Baltimore Coummunity College seeking to sell Campus for Revenue

Main BCCC Campus Building

The Baltimore Sun reports that the Baltimore City Community College (BCCC) is seeking to sell it's downtown campus to developers for revenue for additional space elsewhere. The possible development of this site would have a major impact not only on the continuing redevelopment of Baltimore but on public education itself. The selling of University land for prime real estate is starting to become a national trend. The University of South Carolina recently announced that it is constructing two condo buildings with unit prices that range between $750K and 1.5M and the University of Pennsylvania is helping to redevelop a Philadelphia riverfront with a development price tag well over $1 Billion dollars.

Back to Baltimore, while allowing 2.2 acre campus site to possibly redevelop would bring more night time and weekend activity to the area it can not be understated that the popular campus itself brought a lot of students to the area as well. A major concern for the BCCC or for any city community college would be location for all it's residents and students. Preferably one would like to have a community college near downtown or within close proximity, tucking a the location of the campus to East Baltimore as BCCC is proposing to, really isn't accomplishing that goal.

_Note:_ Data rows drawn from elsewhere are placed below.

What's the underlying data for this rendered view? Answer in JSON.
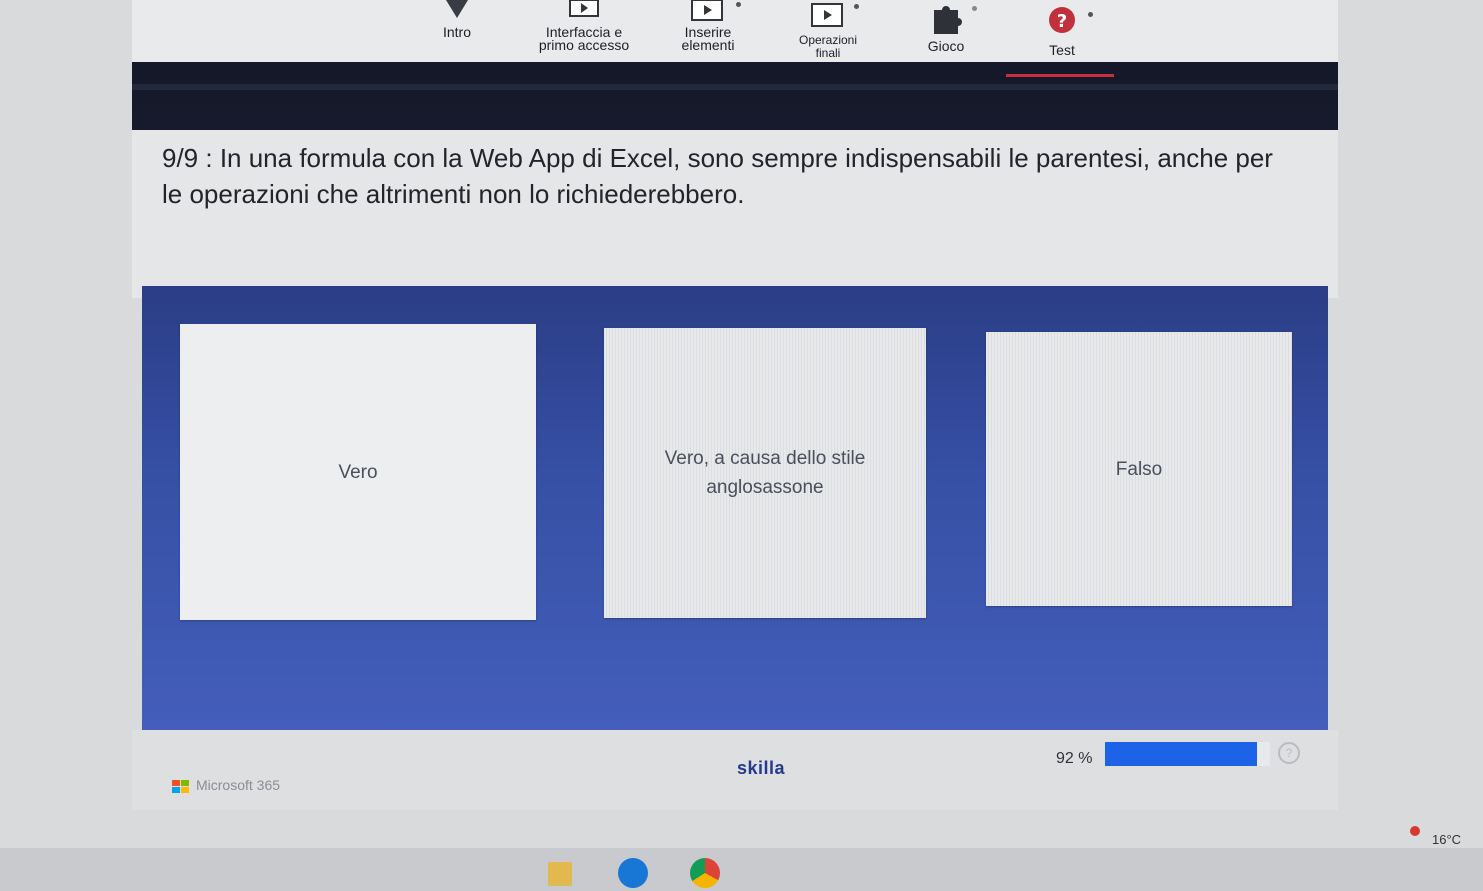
{
  "nav": {
    "items": [
      {
        "label": "Intro"
      },
      {
        "label": "Interfaccia e\nprimo accesso"
      },
      {
        "label": "Inserire\nelementi"
      },
      {
        "label": "Operazioni\nfinali"
      },
      {
        "label": "Gioco"
      },
      {
        "label": "Test"
      }
    ],
    "active": "Test"
  },
  "question": {
    "text": "9/9 : In una formula con la Web App di Excel, sono sempre indispensabili le parentesi, anche per le operazioni che altrimenti non lo richiederebbero."
  },
  "answers": [
    {
      "label": "Vero"
    },
    {
      "label": "Vero, a causa dello stile anglosassone"
    },
    {
      "label": "Falso"
    }
  ],
  "footer": {
    "partner": "Microsoft 365",
    "brand": "skilla",
    "progress_text": "92 %",
    "progress_value": 92,
    "help_icon": "?"
  },
  "taskbar": {
    "temperature": "16°C"
  },
  "colors": {
    "accent_red": "#c62f3f",
    "panel_blue": "#3650a5",
    "progress_blue": "#1d63e8"
  }
}
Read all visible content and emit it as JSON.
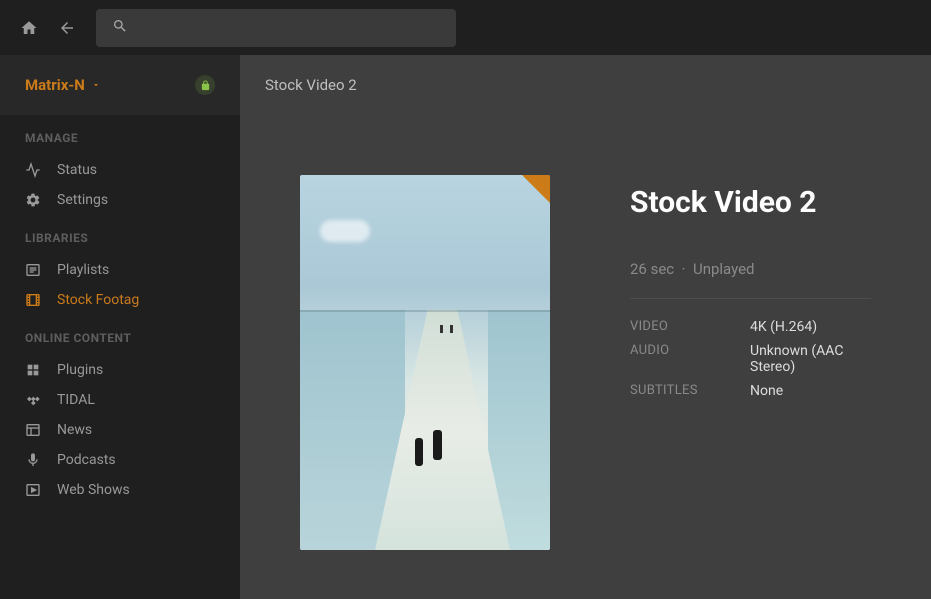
{
  "topbar": {
    "search_placeholder": ""
  },
  "sidebar": {
    "server_name": "Matrix-N",
    "sections": {
      "manage": {
        "heading": "MANAGE",
        "items": [
          {
            "label": "Status"
          },
          {
            "label": "Settings"
          }
        ]
      },
      "libraries": {
        "heading": "LIBRARIES",
        "items": [
          {
            "label": "Playlists"
          },
          {
            "label": "Stock Footag"
          }
        ]
      },
      "online": {
        "heading": "ONLINE CONTENT",
        "items": [
          {
            "label": "Plugins"
          },
          {
            "label": "TIDAL"
          },
          {
            "label": "News"
          },
          {
            "label": "Podcasts"
          },
          {
            "label": "Web Shows"
          }
        ]
      }
    }
  },
  "main": {
    "breadcrumb": "Stock Video 2",
    "title": "Stock Video 2",
    "duration": "26 sec",
    "separator": "·",
    "play_status": "Unplayed",
    "specs": {
      "video_label": "VIDEO",
      "video_value": "4K (H.264)",
      "audio_label": "AUDIO",
      "audio_value": "Unknown (AAC Stereo)",
      "subtitles_label": "SUBTITLES",
      "subtitles_value": "None"
    }
  }
}
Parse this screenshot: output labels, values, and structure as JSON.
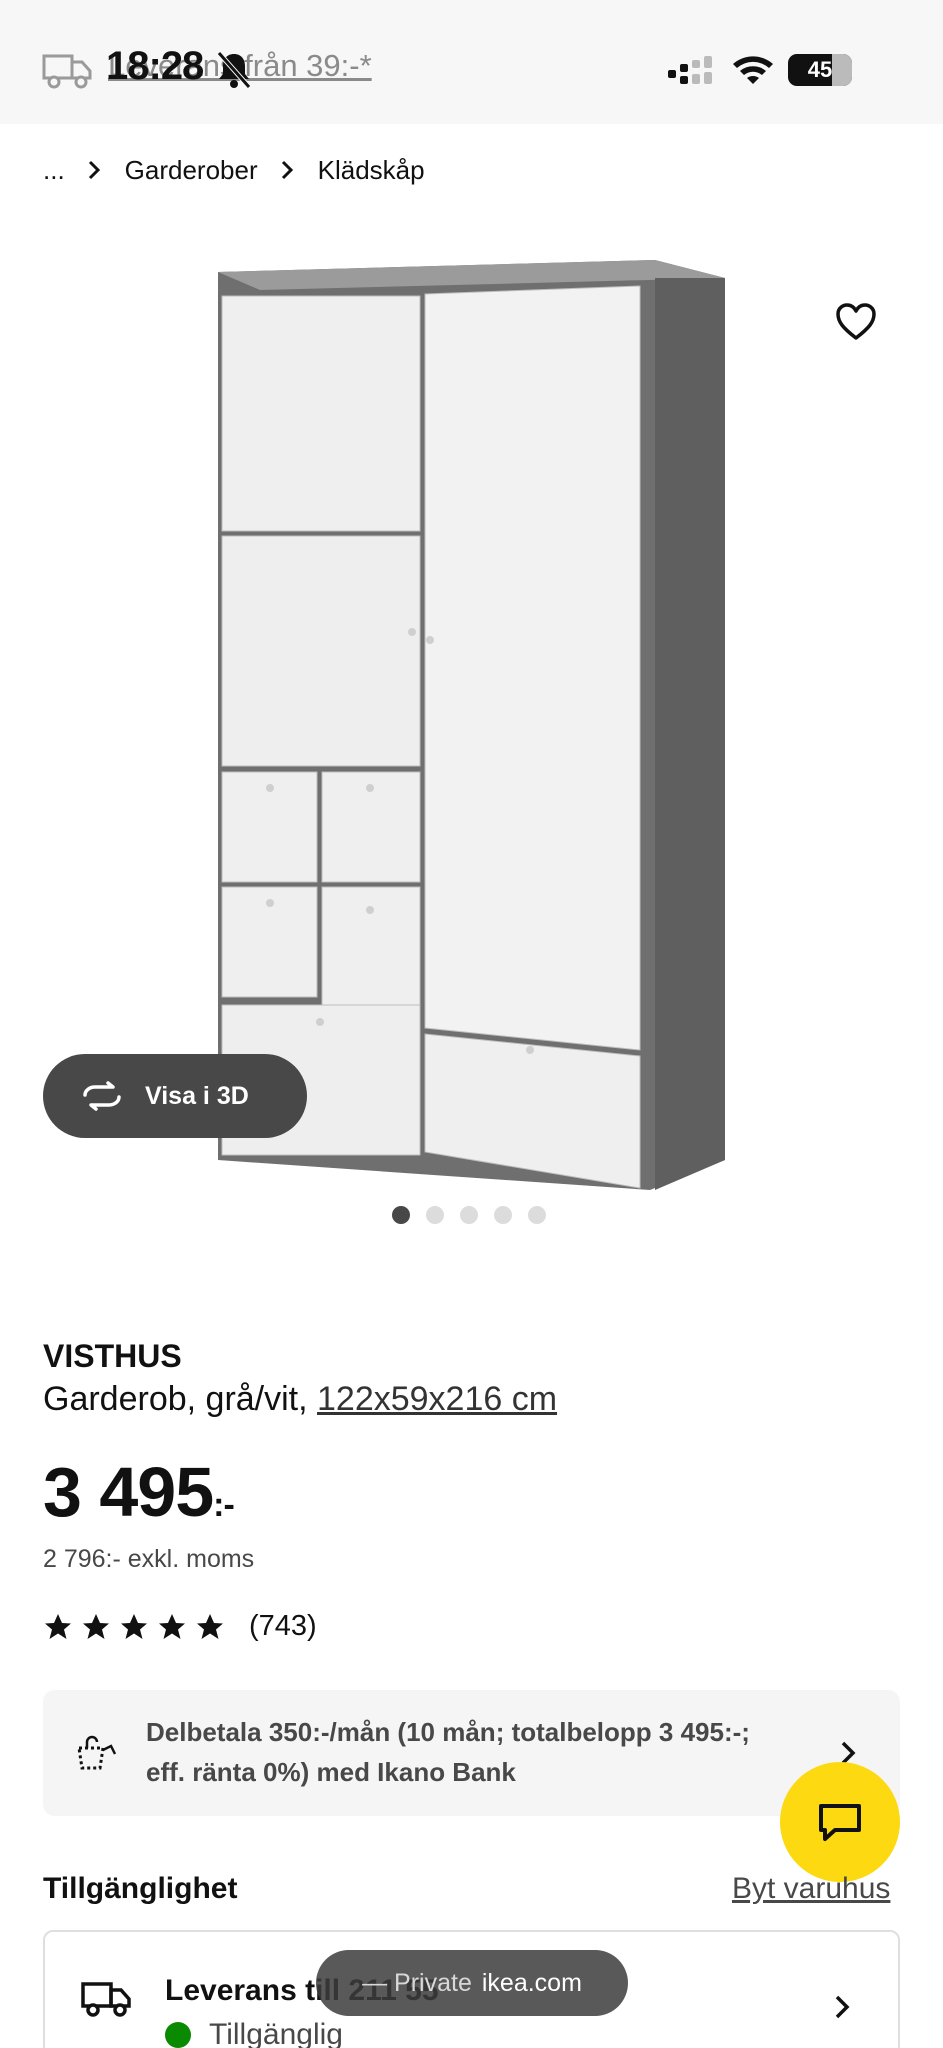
{
  "status_bar": {
    "time": "18:28",
    "promo_text": "Leverans från 39:-*",
    "battery": "45"
  },
  "breadcrumb": {
    "ellipsis": "...",
    "items": [
      "Garderober",
      "Klädskåp"
    ]
  },
  "gallery": {
    "view_3d_label": "Visa i 3D",
    "image_count": 5,
    "active_index": 0
  },
  "product": {
    "name": "VISTHUS",
    "description": "Garderob, grå/vit, ",
    "dimensions": "122x59x216 cm",
    "price": "3 495",
    "price_suffix": ":-",
    "price_excl_vat": "2 796:- exkl. moms",
    "rating_stars": 5,
    "review_count": "(743)"
  },
  "installment": {
    "text": "Delbetala 350:-/mån (10 mån; totalbelopp 3 495:-; eff. ränta 0%) med Ikano Bank"
  },
  "availability": {
    "title": "Tillgänglighet",
    "change_store": "Byt varuhus",
    "delivery_title": "Leverans till 211 55",
    "delivery_status": "Tillgänglig"
  },
  "browser": {
    "mode": "— Private",
    "domain": "ikea.com"
  },
  "colors": {
    "accent_yellow": "#fcd910",
    "available_green": "#0a8a00",
    "dark_button": "#484848"
  }
}
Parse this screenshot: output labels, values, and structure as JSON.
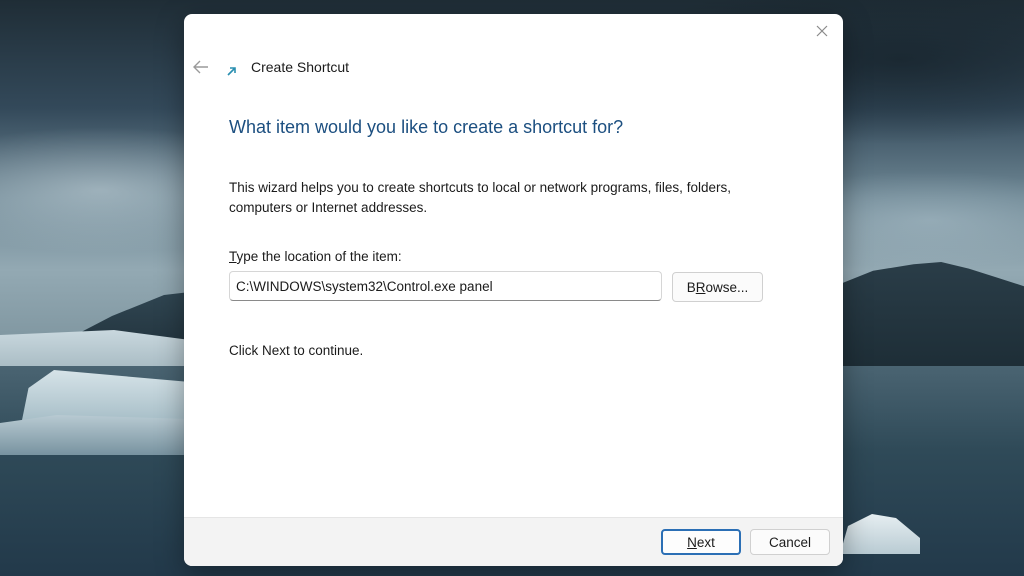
{
  "window": {
    "title": "Create Shortcut",
    "close_icon": "close-icon",
    "back_icon": "back-arrow-icon",
    "app_icon": "shortcut-icon"
  },
  "wizard": {
    "heading": "What item would you like to create a shortcut for?",
    "description": "This wizard helps you to create shortcuts to local or network programs, files, folders, computers or Internet addresses.",
    "location_label_accel": "T",
    "location_label_rest": "ype the location of the item:",
    "location_value": "C:\\WINDOWS\\system32\\Control.exe panel",
    "browse_accel": "R",
    "browse_pre": "B",
    "browse_post": "owse...",
    "hint": "Click Next to continue."
  },
  "footer": {
    "next_accel": "N",
    "next_rest": "ext",
    "cancel_label": "Cancel"
  },
  "colors": {
    "heading": "#1c4f80",
    "accent_border": "#2b6fb5"
  }
}
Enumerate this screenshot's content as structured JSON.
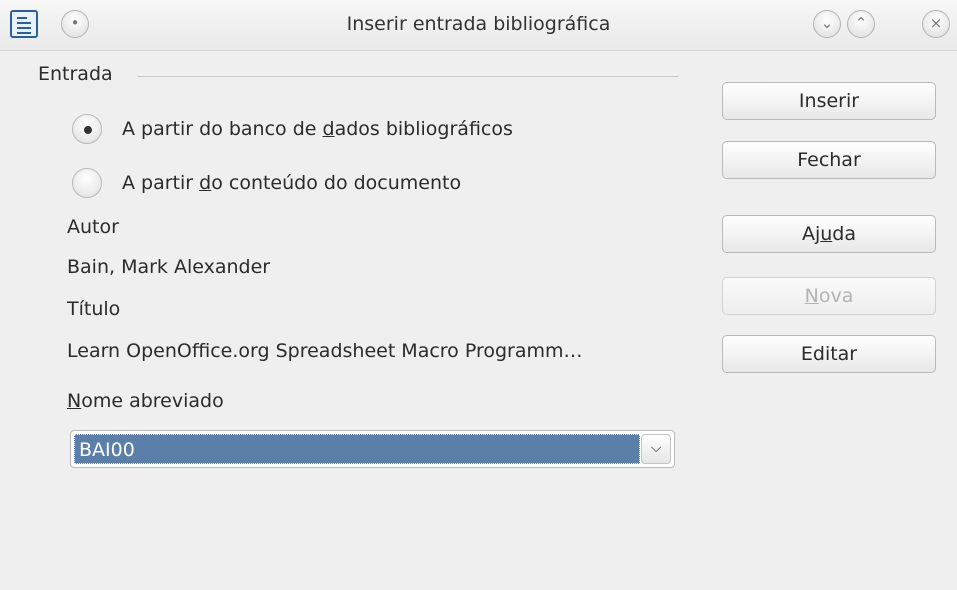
{
  "window": {
    "title": "Inserir entrada bibliográfica",
    "icons": {
      "app": "document-icon",
      "menu": "window-menu-icon",
      "minimize": "minimize-icon",
      "maximize": "maximize-icon",
      "close": "close-icon"
    }
  },
  "entry": {
    "group_label": "Entrada",
    "radio_db": {
      "pre": "A partir do banco de ",
      "accel": "d",
      "post": "ados bibliográficos",
      "checked": true
    },
    "radio_doc": {
      "pre": "A partir ",
      "accel": "d",
      "post": "o conteúdo do documento",
      "checked": false
    }
  },
  "fields": {
    "author_label": "Autor",
    "author_value": "Bain, Mark Alexander",
    "title_label": "Título",
    "title_value": "Learn OpenOffice.org Spreadsheet Macro Programm…",
    "shortname_label_accel": "N",
    "shortname_label_rest": "ome abreviado",
    "shortname_value": "BAI00"
  },
  "buttons": {
    "insert": "Inserir",
    "close": "Fechar",
    "help_pre": "Aj",
    "help_accel": "u",
    "help_post": "da",
    "new_accel": "N",
    "new_rest": "ova",
    "edit": "Editar"
  },
  "colors": {
    "selection": "#5b7fa9",
    "icon_blue": "#2c5f99"
  }
}
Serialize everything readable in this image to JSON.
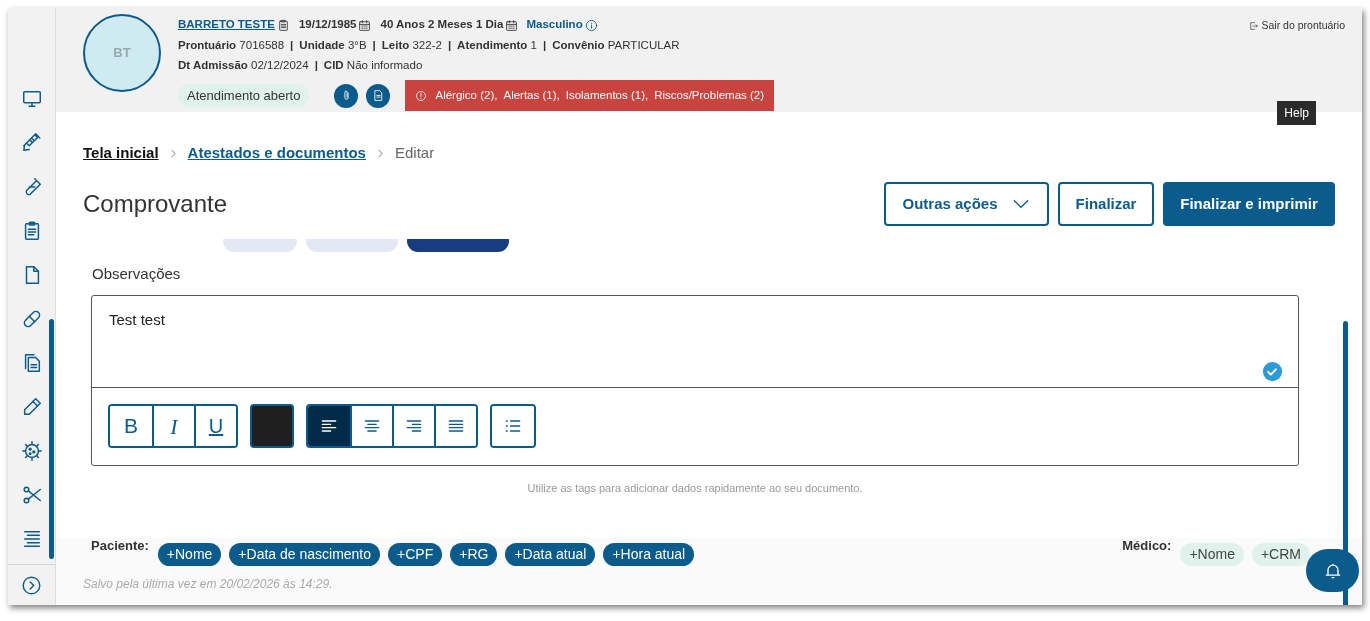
{
  "sidebar": {
    "items": [
      {
        "selected": false
      },
      {
        "selected": false
      },
      {
        "selected": false
      },
      {
        "selected": false
      },
      {
        "selected": false
      },
      {
        "selected": false
      },
      {
        "selected": false
      },
      {
        "selected": false
      },
      {
        "selected": false
      },
      {
        "selected": false
      },
      {
        "selected": false
      }
    ]
  },
  "patient": {
    "initials": "BT",
    "name": "BARRETO TESTE",
    "birth_date": "19/12/1985",
    "age": "40 Anos 2 Meses 1 Dia",
    "sex": "Masculino",
    "separator": "|",
    "details": [
      {
        "label": "Prontuário",
        "value": "7016588"
      },
      {
        "label": "Unidade",
        "value": "3°B"
      },
      {
        "label": "Leito",
        "value": "322-2"
      },
      {
        "label": "Atendimento",
        "value": "1"
      },
      {
        "label": "Convênio",
        "value": "PARTICULAR"
      }
    ],
    "details_2": [
      {
        "label": "Dt Admissão",
        "value": "02/12/2024"
      },
      {
        "label": "CID",
        "value": "Não informado"
      }
    ],
    "status": "Atendimento aberto",
    "alerts": [
      "Alérgico (2),",
      "Alertas (1),",
      "Isolamentos (1),",
      "Riscos/Problemas (2)"
    ]
  },
  "exit_link": "Sair do prontuário",
  "tooltip": "Help",
  "breadcrumb": [
    {
      "label": "Tela inicial",
      "link": true
    },
    {
      "label": "Atestados e documentos",
      "link": true
    },
    {
      "label": "Editar",
      "link": false
    }
  ],
  "title": "Comprovante",
  "actions": [
    {
      "label": "Outras ações",
      "kind": "dropdown"
    },
    {
      "label": "Finalizar",
      "kind": "outline"
    },
    {
      "label": "Finalizar e imprimir",
      "kind": "primary"
    }
  ],
  "document_type": {
    "options": [
      {
        "selected": false
      },
      {
        "selected": false
      },
      {
        "selected": true
      }
    ]
  },
  "observations": {
    "label": "Observações",
    "value": "Test test",
    "valid": true
  },
  "toolbar": [
    {
      "kind": "group",
      "buttons": [
        {
          "kind": "bold",
          "text": "B",
          "selected": false
        },
        {
          "kind": "italic",
          "text": "I",
          "selected": false
        },
        {
          "kind": "underline",
          "text": "U",
          "selected": false
        }
      ]
    },
    {
      "kind": "color",
      "color": "#1f1f1f"
    },
    {
      "kind": "group",
      "buttons": [
        {
          "kind": "align-left",
          "selected": true
        },
        {
          "kind": "align-center",
          "selected": false
        },
        {
          "kind": "align-right",
          "selected": false
        },
        {
          "kind": "align-justify",
          "selected": false
        }
      ]
    },
    {
      "kind": "group",
      "buttons": [
        {
          "kind": "list",
          "selected": false
        }
      ]
    }
  ],
  "tags_hint": "Utilize as tags para adicionar dados rapidamente ao seu documento.",
  "patient_tags": {
    "label": "Paciente:",
    "tags": [
      "+Nome",
      "+Data de nascimento",
      "+CPF",
      "+RG",
      "+Data atual",
      "+Hora atual"
    ]
  },
  "doctor_tags": {
    "label": "Médico:",
    "tags": [
      "+Nome",
      "+CRM"
    ]
  },
  "saved_note": "Salvo pela última vez em 20/02/2026 às 14:29."
}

Hopefully, the new location of the campus will be placed near a proposed Red Line metro stop giving all students a chance to get to the campus using major transit. As many Baltimore transit riders will tell you, commuting from east to west and vice versa on transit is a horrible and long commute. As for the redevelopment of the site, one hopes that a developer will propose something that will positively connect Power Plant Live with the new development along Pratt Street and the existing development along the Harbor.

To read the entire Baltimore Sun article, click here.

1 comment:

Kirk Mantay said...

On the flip side, some urban campuses like ODU in Norfolk and of course, JHU, have been accused of the opposite - buying up real estate in poor neighborhoods for the purpose of campus expansion.

My guess would be that the difference between the two processes is rooted in the long-term strategic planning process conducted by those schools (and sticking to the plan over a course of decades). In the case of JHU and ODU....overly aggressive strategic planning. In the case of BCC......a complete lack of long term planning.

Would you agree?